■ DATASET EXTRACT ■
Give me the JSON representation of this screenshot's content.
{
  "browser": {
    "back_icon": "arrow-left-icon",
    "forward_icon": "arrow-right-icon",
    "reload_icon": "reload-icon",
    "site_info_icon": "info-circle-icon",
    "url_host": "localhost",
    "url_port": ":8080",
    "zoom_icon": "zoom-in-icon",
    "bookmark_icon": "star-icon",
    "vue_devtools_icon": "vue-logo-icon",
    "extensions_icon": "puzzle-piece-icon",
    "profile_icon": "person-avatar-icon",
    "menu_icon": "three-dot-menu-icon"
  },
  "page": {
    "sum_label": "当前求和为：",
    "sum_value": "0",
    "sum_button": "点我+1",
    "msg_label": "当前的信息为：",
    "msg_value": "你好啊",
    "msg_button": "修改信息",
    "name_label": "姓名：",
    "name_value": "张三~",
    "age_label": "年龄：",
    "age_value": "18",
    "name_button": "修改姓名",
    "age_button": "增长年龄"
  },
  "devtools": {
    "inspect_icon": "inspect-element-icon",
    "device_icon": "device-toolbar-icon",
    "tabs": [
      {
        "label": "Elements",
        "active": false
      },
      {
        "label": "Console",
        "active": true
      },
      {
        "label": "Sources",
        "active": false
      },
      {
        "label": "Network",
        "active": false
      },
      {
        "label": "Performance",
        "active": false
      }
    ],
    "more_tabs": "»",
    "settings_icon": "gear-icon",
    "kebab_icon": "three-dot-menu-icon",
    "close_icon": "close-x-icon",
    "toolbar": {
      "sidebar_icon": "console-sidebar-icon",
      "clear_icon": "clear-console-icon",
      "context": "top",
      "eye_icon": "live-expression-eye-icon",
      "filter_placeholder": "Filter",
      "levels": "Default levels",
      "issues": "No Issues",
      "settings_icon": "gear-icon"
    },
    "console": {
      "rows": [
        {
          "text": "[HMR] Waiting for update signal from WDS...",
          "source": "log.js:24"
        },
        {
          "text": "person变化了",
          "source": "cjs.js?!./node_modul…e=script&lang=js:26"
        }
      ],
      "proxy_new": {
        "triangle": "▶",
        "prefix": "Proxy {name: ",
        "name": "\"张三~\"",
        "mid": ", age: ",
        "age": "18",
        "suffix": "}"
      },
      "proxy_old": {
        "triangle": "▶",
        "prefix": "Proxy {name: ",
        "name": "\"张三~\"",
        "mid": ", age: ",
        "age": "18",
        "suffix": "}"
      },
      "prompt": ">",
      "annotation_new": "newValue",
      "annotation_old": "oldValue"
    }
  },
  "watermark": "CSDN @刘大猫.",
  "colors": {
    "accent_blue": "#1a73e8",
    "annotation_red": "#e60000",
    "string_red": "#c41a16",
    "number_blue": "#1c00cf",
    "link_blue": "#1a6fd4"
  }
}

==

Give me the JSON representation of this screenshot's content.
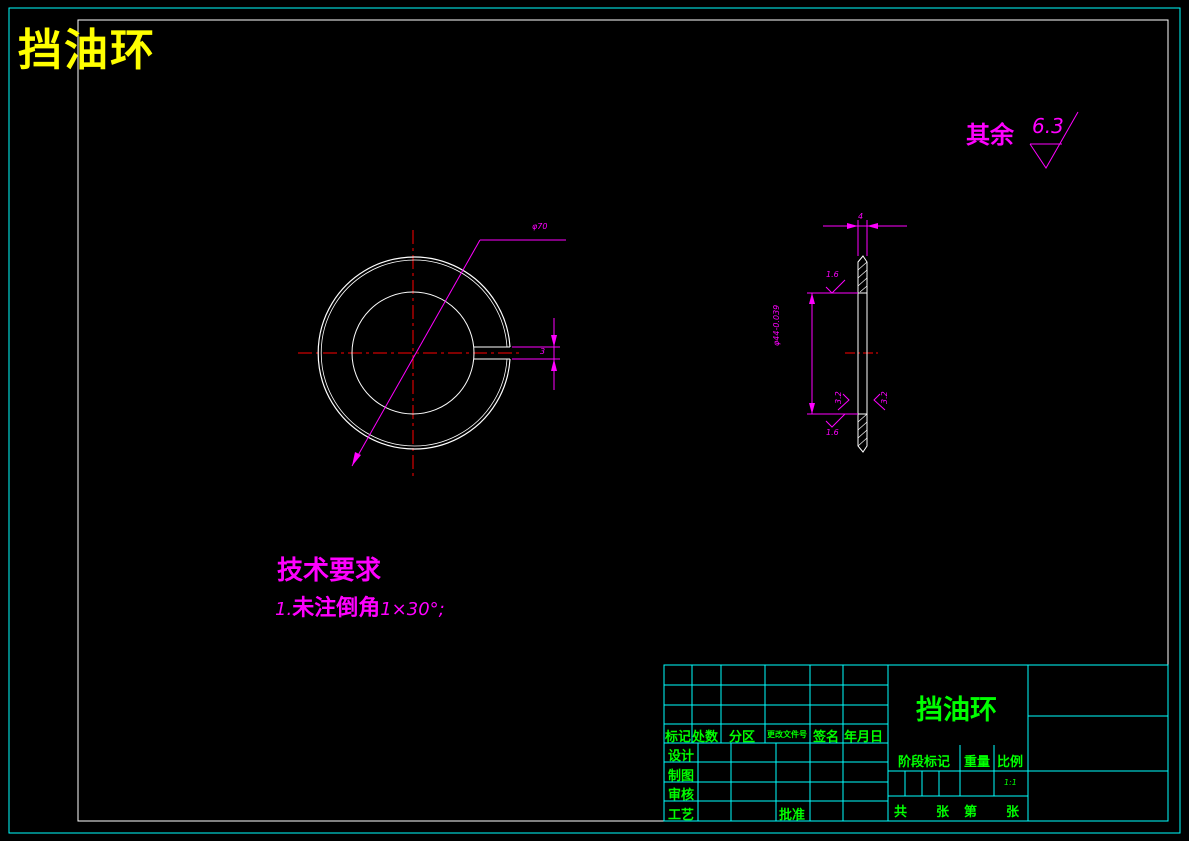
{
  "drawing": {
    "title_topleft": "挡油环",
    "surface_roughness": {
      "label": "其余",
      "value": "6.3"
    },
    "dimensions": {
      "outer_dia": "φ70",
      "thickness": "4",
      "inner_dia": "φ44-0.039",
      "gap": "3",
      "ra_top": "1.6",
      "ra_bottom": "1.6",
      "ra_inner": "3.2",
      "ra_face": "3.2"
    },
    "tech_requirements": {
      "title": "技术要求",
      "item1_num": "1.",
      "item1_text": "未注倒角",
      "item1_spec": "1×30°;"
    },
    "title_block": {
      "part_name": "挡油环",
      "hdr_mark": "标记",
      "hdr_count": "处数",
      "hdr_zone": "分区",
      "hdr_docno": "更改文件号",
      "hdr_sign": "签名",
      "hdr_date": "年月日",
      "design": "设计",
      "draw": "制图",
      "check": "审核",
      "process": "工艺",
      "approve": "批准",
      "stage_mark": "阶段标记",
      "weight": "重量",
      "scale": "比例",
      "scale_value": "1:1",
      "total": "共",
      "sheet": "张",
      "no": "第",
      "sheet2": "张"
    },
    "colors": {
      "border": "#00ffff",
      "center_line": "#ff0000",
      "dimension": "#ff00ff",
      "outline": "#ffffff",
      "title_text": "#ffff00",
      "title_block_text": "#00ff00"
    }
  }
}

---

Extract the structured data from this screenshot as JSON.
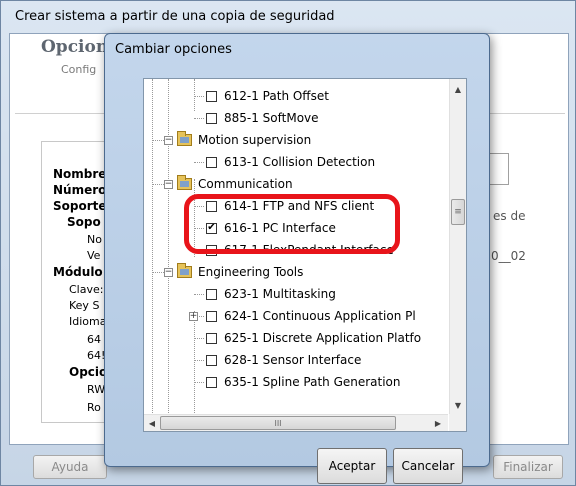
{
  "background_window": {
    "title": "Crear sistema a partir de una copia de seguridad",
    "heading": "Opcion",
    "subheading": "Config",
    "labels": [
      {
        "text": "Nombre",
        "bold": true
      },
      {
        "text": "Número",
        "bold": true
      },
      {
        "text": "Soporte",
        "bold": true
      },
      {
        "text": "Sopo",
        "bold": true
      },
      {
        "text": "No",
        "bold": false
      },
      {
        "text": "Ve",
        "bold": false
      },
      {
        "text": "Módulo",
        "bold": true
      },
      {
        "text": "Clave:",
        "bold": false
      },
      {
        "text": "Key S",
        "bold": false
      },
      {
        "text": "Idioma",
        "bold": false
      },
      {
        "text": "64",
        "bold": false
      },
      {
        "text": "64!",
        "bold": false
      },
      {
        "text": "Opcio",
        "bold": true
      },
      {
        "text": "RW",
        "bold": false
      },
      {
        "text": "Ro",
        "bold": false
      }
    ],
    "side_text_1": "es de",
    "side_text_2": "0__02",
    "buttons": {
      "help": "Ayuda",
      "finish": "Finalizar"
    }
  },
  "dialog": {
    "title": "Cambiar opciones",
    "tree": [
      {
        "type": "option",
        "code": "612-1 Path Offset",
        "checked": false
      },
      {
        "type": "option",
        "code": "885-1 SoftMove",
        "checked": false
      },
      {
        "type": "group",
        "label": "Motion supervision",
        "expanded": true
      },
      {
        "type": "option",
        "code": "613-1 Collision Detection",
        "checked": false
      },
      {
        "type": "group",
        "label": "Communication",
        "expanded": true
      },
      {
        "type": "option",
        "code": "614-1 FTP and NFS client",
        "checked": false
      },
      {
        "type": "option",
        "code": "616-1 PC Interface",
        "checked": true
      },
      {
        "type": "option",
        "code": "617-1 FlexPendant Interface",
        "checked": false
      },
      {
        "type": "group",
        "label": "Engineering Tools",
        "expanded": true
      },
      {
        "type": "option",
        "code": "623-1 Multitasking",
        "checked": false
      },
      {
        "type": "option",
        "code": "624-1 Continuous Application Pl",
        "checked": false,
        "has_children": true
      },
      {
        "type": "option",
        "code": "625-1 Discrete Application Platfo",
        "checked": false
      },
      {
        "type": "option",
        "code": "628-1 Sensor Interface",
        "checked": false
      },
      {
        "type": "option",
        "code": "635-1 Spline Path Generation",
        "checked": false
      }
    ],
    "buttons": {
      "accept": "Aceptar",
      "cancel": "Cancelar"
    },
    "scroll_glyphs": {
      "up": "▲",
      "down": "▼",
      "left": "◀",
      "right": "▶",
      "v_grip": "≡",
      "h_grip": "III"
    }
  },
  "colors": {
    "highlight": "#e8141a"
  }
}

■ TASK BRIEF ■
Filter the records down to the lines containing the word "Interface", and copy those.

■ EXPECTED ANSWER ■
        "code": "616-1 PC Interface",
        "code": "617-1 FlexPendant Interface",
        "code": "628-1 Sensor Interface",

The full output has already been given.